Silkroads was my final year's research project at Abertay University; the development of a strategy game, aimed to study current techniques regarding strategy game design.
The project saw the creation of a codebase aimed at supporting the iterative development of a small strategy game. It was also my opportunity to gather the industry standards on strategy game design - meaningful decisions, tactics vs. strategy, economic balance, and counterplay - and assemble them into a framework. This project sharpened my sense of what strategy games are composed of, and how to build them.
To play Silkroads, the player establishes a bronze-age trading company in an ancient city of their choice. They can build caravans to purchase goods where they're cheap, and sell them where they're expensive.

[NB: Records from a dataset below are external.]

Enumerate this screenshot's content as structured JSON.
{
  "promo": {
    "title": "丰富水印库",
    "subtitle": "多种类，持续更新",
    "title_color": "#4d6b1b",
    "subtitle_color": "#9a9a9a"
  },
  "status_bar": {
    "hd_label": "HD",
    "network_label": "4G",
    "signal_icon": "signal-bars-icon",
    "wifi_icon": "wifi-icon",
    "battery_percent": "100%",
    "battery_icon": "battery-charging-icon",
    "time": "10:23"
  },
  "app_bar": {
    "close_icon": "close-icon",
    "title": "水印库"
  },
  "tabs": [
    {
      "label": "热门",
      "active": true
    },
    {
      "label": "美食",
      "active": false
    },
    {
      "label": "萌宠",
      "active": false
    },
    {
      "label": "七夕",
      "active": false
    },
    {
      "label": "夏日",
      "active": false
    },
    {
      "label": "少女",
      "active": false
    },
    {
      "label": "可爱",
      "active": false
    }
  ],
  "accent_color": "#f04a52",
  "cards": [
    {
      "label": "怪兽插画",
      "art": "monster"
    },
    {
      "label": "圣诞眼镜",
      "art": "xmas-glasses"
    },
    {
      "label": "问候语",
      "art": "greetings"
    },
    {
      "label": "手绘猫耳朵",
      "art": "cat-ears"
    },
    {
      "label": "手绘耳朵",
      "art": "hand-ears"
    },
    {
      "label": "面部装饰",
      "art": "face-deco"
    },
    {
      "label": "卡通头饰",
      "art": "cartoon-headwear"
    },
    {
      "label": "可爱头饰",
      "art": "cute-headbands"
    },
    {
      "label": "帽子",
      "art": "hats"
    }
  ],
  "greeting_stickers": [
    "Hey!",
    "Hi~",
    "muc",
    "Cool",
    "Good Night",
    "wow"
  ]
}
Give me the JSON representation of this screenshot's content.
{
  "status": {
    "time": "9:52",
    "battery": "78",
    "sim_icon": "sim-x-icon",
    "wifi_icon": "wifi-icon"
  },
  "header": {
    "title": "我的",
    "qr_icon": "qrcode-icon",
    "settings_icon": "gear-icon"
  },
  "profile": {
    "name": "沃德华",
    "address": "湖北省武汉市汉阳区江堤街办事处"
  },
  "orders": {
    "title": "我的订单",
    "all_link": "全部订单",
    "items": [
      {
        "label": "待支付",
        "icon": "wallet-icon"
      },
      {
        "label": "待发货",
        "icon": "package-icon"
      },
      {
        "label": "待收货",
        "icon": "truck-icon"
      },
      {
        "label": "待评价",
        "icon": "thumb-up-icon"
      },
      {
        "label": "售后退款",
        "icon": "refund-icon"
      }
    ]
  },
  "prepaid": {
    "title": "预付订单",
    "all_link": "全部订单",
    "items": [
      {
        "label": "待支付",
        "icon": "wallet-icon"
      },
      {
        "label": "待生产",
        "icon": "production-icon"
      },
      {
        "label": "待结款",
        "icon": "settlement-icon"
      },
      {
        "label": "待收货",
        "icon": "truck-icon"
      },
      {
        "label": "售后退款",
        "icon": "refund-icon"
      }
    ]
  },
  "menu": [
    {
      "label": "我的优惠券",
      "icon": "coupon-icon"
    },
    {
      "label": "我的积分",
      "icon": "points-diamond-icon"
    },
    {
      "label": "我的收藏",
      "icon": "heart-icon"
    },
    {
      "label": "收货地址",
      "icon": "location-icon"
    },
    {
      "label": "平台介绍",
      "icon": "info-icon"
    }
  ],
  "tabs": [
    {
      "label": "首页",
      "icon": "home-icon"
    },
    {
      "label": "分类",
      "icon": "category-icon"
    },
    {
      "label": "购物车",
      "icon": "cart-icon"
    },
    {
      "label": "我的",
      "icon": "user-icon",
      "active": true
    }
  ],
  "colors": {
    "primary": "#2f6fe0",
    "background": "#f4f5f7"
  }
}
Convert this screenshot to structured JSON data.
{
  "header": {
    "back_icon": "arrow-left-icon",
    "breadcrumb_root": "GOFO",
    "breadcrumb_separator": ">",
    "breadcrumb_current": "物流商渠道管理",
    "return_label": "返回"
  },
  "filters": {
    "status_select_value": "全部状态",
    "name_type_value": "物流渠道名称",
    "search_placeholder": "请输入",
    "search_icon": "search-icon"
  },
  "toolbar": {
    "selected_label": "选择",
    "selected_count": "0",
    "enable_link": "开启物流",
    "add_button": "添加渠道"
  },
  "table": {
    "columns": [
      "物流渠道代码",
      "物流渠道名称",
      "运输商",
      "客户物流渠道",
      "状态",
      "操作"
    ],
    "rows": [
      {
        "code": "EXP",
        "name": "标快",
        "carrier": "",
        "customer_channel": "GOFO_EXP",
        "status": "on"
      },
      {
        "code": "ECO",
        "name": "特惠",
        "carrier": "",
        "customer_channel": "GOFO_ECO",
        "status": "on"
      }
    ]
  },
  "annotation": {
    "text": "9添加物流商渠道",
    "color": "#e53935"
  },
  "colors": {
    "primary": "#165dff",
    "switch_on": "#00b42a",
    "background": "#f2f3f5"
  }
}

Shrewd players can use their profits to build infrastructure, extending the range of their trade network, and building more caravans to support more routes.
Made use of spreadsheet-based balancing to establish trade routes that avoid major exploitation, which would otherwise ruin the challenge of the game.
Researched current strategy-design thinking to inform the project's development.
Programmed gameplay systems, focusing on producing an adaptable and clean codebase that can support quick iteration.
Programmed a codebase to support a data-centred game.
To find out more about Silkroads' development, see my development blog.